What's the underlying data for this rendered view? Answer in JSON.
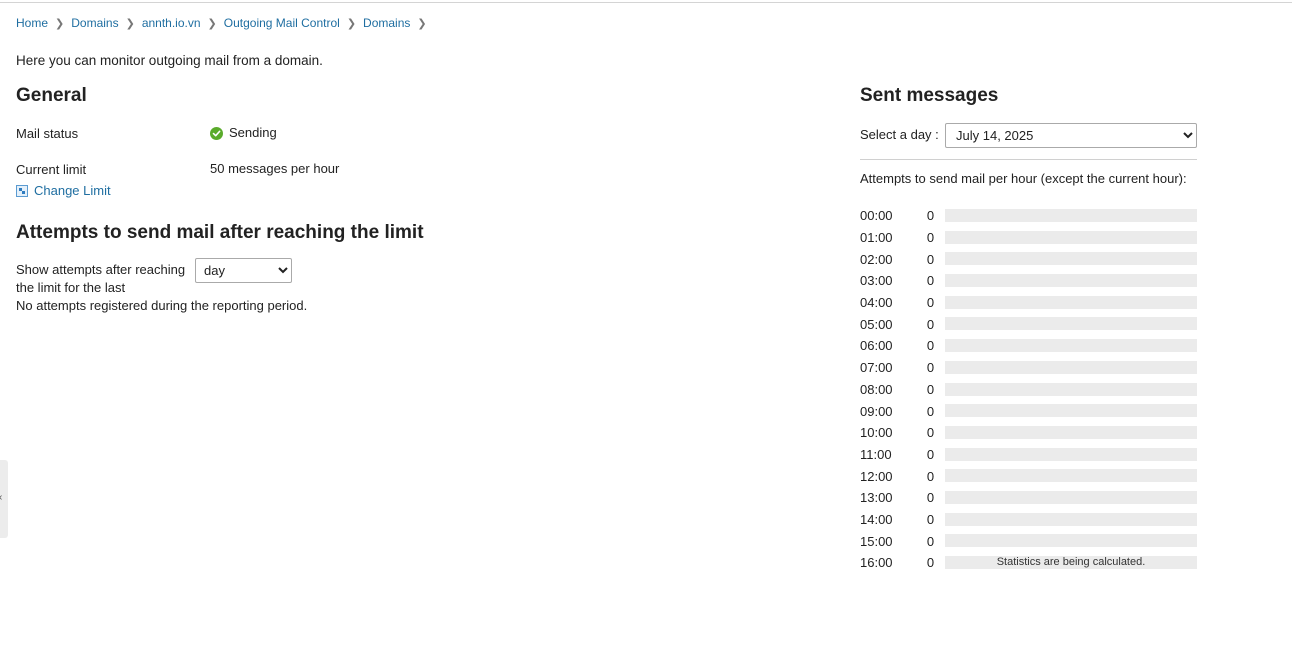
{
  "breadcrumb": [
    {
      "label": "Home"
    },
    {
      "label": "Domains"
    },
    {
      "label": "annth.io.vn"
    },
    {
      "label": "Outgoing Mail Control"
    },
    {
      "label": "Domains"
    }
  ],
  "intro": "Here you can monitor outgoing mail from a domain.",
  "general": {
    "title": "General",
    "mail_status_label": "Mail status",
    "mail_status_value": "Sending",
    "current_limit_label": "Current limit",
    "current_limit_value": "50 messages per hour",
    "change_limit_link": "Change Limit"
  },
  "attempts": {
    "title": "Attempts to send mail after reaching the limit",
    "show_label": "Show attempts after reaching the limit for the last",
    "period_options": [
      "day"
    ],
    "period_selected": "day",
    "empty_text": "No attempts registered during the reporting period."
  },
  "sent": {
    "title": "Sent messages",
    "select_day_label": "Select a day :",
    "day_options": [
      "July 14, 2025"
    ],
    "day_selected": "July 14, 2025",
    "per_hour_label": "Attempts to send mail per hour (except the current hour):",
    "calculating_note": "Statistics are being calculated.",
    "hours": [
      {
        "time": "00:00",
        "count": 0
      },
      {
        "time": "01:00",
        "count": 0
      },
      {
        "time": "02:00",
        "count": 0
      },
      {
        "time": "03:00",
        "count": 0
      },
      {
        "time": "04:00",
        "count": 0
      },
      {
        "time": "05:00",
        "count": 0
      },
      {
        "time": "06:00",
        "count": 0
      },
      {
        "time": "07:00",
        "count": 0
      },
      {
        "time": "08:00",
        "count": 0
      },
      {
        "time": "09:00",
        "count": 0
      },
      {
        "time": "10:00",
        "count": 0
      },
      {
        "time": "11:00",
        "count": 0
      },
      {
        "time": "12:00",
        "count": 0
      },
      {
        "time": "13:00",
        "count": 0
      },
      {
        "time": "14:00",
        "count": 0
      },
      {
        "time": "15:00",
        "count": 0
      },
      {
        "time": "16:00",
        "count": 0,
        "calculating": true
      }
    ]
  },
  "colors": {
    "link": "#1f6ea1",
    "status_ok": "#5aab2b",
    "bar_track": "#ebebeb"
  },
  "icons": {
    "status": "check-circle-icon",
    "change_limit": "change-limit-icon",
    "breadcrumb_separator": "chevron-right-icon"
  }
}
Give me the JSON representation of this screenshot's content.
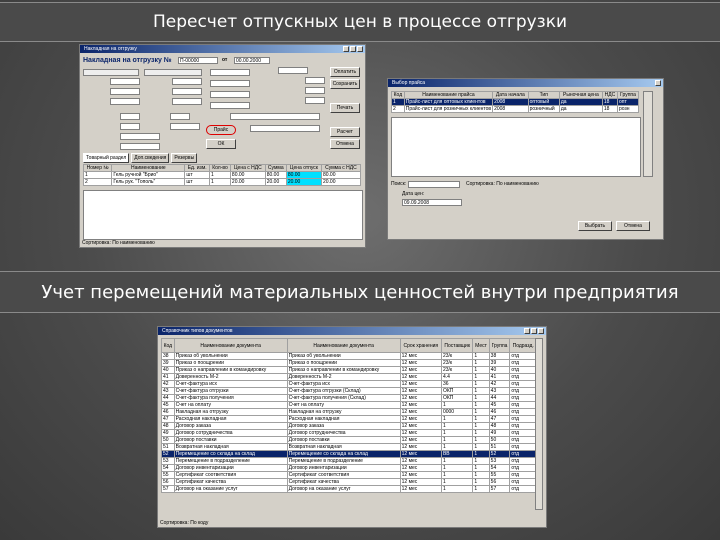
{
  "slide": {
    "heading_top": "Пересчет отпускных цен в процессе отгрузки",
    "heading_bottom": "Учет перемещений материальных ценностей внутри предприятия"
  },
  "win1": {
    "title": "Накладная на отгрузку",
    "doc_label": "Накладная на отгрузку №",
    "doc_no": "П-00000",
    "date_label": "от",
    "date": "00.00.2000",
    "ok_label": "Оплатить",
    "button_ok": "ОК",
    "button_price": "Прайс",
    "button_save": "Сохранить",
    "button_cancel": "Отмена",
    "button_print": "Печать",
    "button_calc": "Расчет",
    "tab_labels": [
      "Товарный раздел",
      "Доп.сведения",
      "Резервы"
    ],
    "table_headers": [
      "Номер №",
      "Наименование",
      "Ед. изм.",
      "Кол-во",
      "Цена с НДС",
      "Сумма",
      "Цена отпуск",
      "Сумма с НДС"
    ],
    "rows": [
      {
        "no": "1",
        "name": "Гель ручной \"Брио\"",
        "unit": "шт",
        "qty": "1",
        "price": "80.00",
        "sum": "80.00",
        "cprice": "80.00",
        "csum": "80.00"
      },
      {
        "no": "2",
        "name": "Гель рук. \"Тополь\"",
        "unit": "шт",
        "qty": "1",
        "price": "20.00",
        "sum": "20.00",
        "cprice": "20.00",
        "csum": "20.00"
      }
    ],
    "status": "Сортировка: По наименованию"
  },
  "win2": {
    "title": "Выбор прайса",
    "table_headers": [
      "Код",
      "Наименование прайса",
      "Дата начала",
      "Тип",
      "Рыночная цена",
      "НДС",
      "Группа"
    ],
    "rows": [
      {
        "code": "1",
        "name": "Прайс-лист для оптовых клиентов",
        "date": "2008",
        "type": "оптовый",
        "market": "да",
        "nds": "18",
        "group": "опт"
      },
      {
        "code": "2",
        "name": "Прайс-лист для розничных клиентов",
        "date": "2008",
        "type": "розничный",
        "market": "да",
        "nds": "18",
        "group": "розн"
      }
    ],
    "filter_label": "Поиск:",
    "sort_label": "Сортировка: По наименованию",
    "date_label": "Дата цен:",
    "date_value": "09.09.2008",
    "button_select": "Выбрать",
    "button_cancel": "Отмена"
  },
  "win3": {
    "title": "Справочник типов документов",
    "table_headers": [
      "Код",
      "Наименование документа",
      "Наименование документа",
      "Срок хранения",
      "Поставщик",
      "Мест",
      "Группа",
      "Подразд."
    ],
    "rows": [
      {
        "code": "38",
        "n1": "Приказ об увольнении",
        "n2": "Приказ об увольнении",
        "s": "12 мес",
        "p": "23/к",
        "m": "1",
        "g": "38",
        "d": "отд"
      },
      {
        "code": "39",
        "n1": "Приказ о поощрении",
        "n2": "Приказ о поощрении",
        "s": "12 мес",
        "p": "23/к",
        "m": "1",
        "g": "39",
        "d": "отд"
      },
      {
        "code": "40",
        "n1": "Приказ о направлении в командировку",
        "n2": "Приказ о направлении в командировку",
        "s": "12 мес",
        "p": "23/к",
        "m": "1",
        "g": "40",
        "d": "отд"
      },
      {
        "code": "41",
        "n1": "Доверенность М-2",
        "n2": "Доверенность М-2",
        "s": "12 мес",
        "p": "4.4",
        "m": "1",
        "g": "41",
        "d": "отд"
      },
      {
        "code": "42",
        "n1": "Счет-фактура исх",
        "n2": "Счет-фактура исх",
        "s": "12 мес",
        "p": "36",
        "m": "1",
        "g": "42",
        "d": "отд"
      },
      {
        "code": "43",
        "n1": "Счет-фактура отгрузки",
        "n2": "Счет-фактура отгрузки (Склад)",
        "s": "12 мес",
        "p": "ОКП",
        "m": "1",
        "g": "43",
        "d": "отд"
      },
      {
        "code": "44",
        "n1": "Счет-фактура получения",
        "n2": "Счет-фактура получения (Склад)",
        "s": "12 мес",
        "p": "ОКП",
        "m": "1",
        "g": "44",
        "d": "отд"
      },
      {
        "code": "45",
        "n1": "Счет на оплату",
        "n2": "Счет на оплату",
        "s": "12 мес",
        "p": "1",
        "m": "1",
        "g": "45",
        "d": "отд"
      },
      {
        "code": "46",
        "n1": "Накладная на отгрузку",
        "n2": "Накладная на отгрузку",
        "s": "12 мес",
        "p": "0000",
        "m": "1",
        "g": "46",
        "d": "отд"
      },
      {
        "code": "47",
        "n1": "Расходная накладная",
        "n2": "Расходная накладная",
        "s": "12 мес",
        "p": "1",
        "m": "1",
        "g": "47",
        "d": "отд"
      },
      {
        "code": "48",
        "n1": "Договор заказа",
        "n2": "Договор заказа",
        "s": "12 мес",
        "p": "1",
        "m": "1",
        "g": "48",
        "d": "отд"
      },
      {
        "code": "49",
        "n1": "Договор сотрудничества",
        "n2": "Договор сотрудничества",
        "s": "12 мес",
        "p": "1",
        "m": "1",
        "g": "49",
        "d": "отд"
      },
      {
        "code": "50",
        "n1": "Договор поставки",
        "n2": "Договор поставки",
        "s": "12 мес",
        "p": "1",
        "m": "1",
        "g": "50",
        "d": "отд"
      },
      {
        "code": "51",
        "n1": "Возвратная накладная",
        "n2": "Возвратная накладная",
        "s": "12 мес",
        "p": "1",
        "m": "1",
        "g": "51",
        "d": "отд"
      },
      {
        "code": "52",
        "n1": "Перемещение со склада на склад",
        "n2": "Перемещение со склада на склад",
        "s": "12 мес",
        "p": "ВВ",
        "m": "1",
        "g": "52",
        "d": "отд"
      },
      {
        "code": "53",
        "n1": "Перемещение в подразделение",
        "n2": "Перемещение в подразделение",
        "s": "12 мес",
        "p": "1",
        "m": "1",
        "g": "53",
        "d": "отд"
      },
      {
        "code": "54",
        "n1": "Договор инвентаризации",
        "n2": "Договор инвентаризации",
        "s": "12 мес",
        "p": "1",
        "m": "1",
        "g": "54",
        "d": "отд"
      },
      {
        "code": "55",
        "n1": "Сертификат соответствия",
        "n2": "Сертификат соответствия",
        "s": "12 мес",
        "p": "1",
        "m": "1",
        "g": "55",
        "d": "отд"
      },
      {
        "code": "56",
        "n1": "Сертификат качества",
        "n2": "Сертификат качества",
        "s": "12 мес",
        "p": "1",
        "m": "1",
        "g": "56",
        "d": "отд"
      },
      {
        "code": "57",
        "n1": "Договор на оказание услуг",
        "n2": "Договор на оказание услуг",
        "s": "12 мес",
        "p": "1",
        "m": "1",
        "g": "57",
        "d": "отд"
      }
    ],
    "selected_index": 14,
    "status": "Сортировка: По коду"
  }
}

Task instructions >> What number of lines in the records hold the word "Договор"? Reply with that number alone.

Worked solution >> 10